#7 Basel Goes Botanical – Basel is a wonderful city, the Spring only accentuates it. This post lists many parks in Basel, and is a must use resource when visiting, especially in the spring.



#8 Black and White Iceland – After thousands of photos of Iceland, we show you our favorites in a special Black and White post. Use caution while viewing, it might make you want to book a trip!



#9 Hiking the Jura Crest Trail – A day trip from Basel, the Jura Crest Trail offers a nice segment from Balsthal to Weissenstein. On clear days, this hike offers views of the alps.  Here is a little info for those who might enjoy a different hike.



2011-05-11_Ednbg_310#10 Expat Life – Taking Risks – As opportunities present themselves, or if you are paving your own way, this post is a personal story on taking a risk to live abroad. Taking in all that the journey has to offer, and making most of the adventure.


Thanks again for all your views in 2014!!!

Our Dilemma with Iceland

Ok, so we’ve kept this trip a bit of a secret.  Perhaps for the following reason: we receive comments like, “WTF?” “So, what are you doing with the kids?” “Why would you go there?” “No, really, are you serious?” and “That place scares me.”  Since Walter Mitty, people think we’re going to get Eyjafjallajökull‘ed, fall down a lava tube, or wind up lost.  Which, by the way, would totally suck. Correction, getting lost from the rest of the world in Iceland would be kind of awesome; lost in a lava tube in Iceland would completely suck.  By now my sister is making jokes about Austin Power’s and the Liquid Hot Magma.

2011-04-20_Umbra_03In planning this trip, I’ve come to learn that as a non-native Icelander, don’t even try to pronounce anything.  As expats, we’ve learned to do this quite frequently, but Icelandic is another level.  My keyboard doesn’t even make those letters; I have to cut and paste Google searches, seriously.  I make maps too, so I can understand where I think we will be going.


I fear being told to ask directions and being confronted when I ask…

“Excuse me, how can I get to Thorsmork?”




“I’m sorry?”


“Um, where is Thorsmork?”

“Ókei, yu want Þórsmörk, Já?”

“Sure, I think so?”

“Go straight. Past Þe hill. Þen you see it.”

“How far is it?”

“Is what?”


“Nei, Nei. I wanted to hear you say Þat again, it’s sooo funny. It is 90 minutes from here.  Bless bless.”

I also don’t want to get told how to spend my travel money.  Everyone makes choices about how they spend their currency; we value experiences.  I guess if someone questions our travel decisions they can blame my geology teacher in college.  Yes, I took geology.  At one point I considered becoming a Civil Engineer, but who wants to build targets anyway? (ok, bad engineer humor, I know).  That course was where much discussion found its way to Iceland.  Having been raised on the ring of fire (practically on the San Andres Fault), this somehow related to Iceland, a lot. So much, it left me longing to go to Iceland, much too long after any interest in andesitic volcanism and quartzfeldspar.

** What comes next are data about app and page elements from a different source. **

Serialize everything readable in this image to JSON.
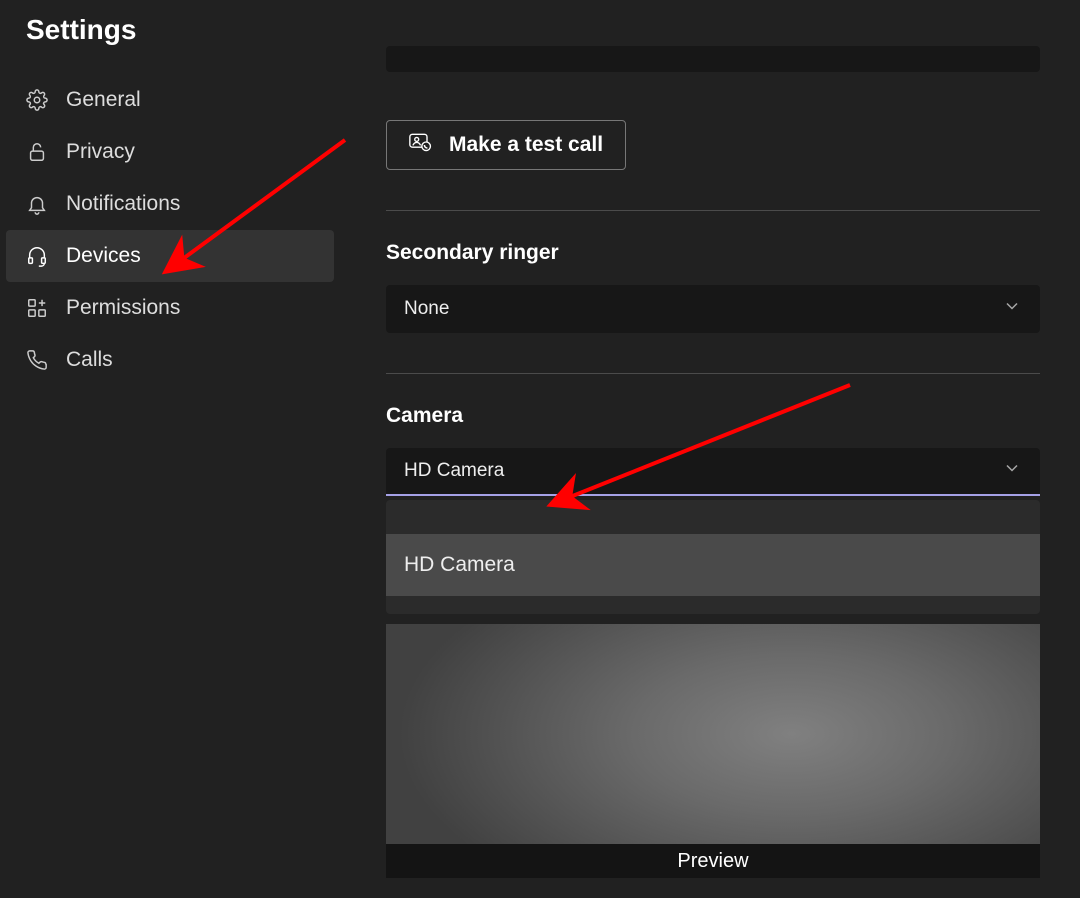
{
  "title": "Settings",
  "sidebar": {
    "items": [
      {
        "label": "General",
        "icon": "gear-icon",
        "active": false
      },
      {
        "label": "Privacy",
        "icon": "lock-icon",
        "active": false
      },
      {
        "label": "Notifications",
        "icon": "bell-icon",
        "active": false
      },
      {
        "label": "Devices",
        "icon": "headset-icon",
        "active": true
      },
      {
        "label": "Permissions",
        "icon": "apps-icon",
        "active": false
      },
      {
        "label": "Calls",
        "icon": "phone-icon",
        "active": false
      }
    ]
  },
  "main": {
    "test_call_label": "Make a test call",
    "secondary_ringer": {
      "label": "Secondary ringer",
      "value": "None"
    },
    "camera": {
      "label": "Camera",
      "value": "HD Camera",
      "options": [
        "HD Camera"
      ],
      "preview_label": "Preview"
    }
  }
}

Fast-forward twenty years (yes, it has really been that long), and we found ourselves on one end of a direct flight to Reykjavík. So we said, “Fuck it!” (I think this was a direct quote).

If you have looked at our blog, we like photography (and traveling), and we try to only post our own content.*  Any Flickr or Pinterest search for Iceland will beckon you to its shores, and mountains, and volcanoes, and glaciers, and caves, and so much more.  This place looks sick.  As in, I threw up in my mouth with excitement thinking about going there.  Perhaps too many people are going these days; enough already!  Twenty years is too damn long and now we are gearing up for a family adventure.  Sweet!  (So don’t be a buzz-kill).  We’re probably not going caving with our five-year old, or whale watching on a dingy with our two-year old.  But the sights are crazy beautiful, and we’ll see (as well as our blog followers), how this trip goes.

My advice to you all, don’t put off going somewhere for any reason.  Life will find a way to push other shit into focus.  You need to say, “I’m going!”  You’ll probably get crap from various people, but at least, in this case, I can blame my Geology teacher.  Go find your “geology teacher” and get out and go!

* With the exception of endorsements with pictorial links representing the likes of SBB.ch, hiking apps, and badges on the side bar.